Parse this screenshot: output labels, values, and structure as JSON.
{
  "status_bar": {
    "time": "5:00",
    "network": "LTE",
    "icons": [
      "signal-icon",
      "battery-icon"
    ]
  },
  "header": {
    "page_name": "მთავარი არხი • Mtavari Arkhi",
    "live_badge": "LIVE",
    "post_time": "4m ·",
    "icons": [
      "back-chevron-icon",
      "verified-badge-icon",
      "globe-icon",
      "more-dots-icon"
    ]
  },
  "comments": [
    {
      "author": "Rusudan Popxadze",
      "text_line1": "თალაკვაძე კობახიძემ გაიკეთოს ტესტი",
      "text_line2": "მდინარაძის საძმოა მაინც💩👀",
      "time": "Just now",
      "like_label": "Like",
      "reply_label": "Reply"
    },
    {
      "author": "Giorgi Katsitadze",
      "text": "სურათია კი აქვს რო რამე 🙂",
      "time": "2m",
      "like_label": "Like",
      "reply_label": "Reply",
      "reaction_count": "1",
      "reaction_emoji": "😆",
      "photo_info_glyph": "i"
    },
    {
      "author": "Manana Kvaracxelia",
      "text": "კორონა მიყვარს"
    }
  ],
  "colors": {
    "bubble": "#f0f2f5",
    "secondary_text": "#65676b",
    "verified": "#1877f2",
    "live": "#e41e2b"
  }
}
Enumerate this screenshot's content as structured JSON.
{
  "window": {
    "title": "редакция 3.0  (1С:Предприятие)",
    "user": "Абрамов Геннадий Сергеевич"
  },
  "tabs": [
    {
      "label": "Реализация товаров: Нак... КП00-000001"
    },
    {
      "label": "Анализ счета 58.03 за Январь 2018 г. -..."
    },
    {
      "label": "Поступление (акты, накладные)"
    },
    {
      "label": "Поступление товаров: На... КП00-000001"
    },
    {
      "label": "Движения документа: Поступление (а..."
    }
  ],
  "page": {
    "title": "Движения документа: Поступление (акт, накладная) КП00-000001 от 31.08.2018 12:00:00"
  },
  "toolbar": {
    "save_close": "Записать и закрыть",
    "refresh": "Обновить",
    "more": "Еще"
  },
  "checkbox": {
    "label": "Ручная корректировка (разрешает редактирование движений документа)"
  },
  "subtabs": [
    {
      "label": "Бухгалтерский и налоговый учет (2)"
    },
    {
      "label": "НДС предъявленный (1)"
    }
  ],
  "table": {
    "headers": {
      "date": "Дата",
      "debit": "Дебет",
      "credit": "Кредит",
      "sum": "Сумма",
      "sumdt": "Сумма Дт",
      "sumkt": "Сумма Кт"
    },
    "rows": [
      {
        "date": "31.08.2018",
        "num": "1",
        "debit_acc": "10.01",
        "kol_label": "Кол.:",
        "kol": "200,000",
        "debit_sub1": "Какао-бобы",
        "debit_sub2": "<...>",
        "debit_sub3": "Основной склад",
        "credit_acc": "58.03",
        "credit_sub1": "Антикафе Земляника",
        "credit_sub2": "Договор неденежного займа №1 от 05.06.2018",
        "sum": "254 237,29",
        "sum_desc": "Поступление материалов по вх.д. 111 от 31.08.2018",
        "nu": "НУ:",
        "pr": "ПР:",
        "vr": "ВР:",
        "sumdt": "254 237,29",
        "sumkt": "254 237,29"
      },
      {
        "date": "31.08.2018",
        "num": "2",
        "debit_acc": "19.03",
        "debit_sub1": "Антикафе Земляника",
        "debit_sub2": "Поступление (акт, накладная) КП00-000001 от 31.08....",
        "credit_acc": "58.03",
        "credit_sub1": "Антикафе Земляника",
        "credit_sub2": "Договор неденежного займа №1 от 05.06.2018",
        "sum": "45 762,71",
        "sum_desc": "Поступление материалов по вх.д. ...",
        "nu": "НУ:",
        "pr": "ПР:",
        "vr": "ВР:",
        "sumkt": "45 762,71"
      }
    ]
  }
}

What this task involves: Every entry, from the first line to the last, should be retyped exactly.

Solution:
Parse this screenshot: output labels, values, and structure as JSON.
{
  "status_bar": {
    "time": "5:00",
    "network": "LTE",
    "icons": [
      "signal-icon",
      "battery-icon"
    ]
  },
  "header": {
    "page_name": "მთავარი არხი • Mtavari Arkhi",
    "live_badge": "LIVE",
    "post_time": "4m ·",
    "icons": [
      "back-chevron-icon",
      "verified-badge-icon",
      "globe-icon",
      "more-dots-icon"
    ]
  },
  "comments": [
    {
      "author": "Rusudan Popxadze",
      "text_line1": "თალაკვაძე კობახიძემ გაიკეთოს ტესტი",
      "text_line2": "მდინარაძის საძმოა მაინც💩👀",
      "time": "Just now",
      "like_label": "Like",
      "reply_label": "Reply"
    },
    {
      "author": "Giorgi Katsitadze",
      "text": "სურათია კი აქვს რო რამე 🙂",
      "time": "2m",
      "like_label": "Like",
      "reply_label": "Reply",
      "reaction_count": "1",
      "reaction_emoji": "😆",
      "photo_info_glyph": "i"
    },
    {
      "author": "Manana Kvaracxelia",
      "text": "კორონა მიყვარს"
    }
  ],
  "colors": {
    "bubble": "#f0f2f5",
    "secondary_text": "#65676b",
    "verified": "#1877f2",
    "live": "#e41e2b"
  }
}
Enumerate this screenshot's content as structured JSON.
{
  "window": {
    "title": "редакция 3.0  (1С:Предприятие)",
    "user": "Абрамов Геннадий Сергеевич"
  },
  "tabs": [
    {
      "label": "Реализация товаров: Нак... КП00-000001"
    },
    {
      "label": "Анализ счета 58.03 за Январь 2018 г. -..."
    },
    {
      "label": "Поступление (акты, накладные)"
    },
    {
      "label": "Поступление товаров: На... КП00-000001"
    },
    {
      "label": "Движения документа: Поступление (а..."
    }
  ],
  "page": {
    "title": "Движения документа: Поступление (акт, накладная) КП00-000001 от 31.08.2018 12:00:00"
  },
  "toolbar": {
    "save_close": "Записать и закрыть",
    "refresh": "Обновить",
    "more": "Еще"
  },
  "checkbox": {
    "label": "Ручная корректировка (разрешает редактирование движений документа)"
  },
  "subtabs": [
    {
      "label": "Бухгалтерский и налоговый учет (2)"
    },
    {
      "label": "НДС предъявленный (1)"
    }
  ],
  "table": {
    "headers": {
      "date": "Дата",
      "debit": "Дебет",
      "credit": "Кредит",
      "sum": "Сумма",
      "sumdt": "Сумма Дт",
      "sumkt": "Сумма Кт"
    },
    "rows": [
      {
        "date": "31.08.2018",
        "num": "1",
        "debit_acc": "10.01",
        "kol_label": "Кол.:",
        "kol": "200,000",
        "debit_sub1": "Какао-бобы",
        "debit_sub2": "<...>",
        "debit_sub3": "Основной склад",
        "credit_acc": "58.03",
        "credit_sub1": "Антикафе Земляника",
        "credit_sub2": "Договор неденежного займа №1 от 05.06.2018",
        "sum": "254 237,29",
        "sum_desc": "Поступление материалов по вх.д. 111 от 31.08.2018",
        "nu": "НУ:",
        "pr": "ПР:",
        "vr": "ВР:",
        "sumdt": "254 237,29",
        "sumkt": "254 237,29"
      },
      {
        "date": "31.08.2018",
        "num": "2",
        "debit_acc": "19.03",
        "debit_sub1": "Антикафе Земляника",
        "debit_sub2": "Поступление (акт, накладная) КП00-000001 от 31.08....",
        "credit_acc": "58.03",
        "credit_sub1": "Антикафе Земляника",
        "credit_sub2": "Договор неденежного займа №1 от 05.06.2018",
        "sum": "45 762,71",
        "sum_desc": "Поступление материалов по вх.д. ...",
        "nu": "НУ:",
        "pr": "ПР:",
        "vr": "ВР:",
        "sumkt": "45 762,71"
      }
    ]
  }
}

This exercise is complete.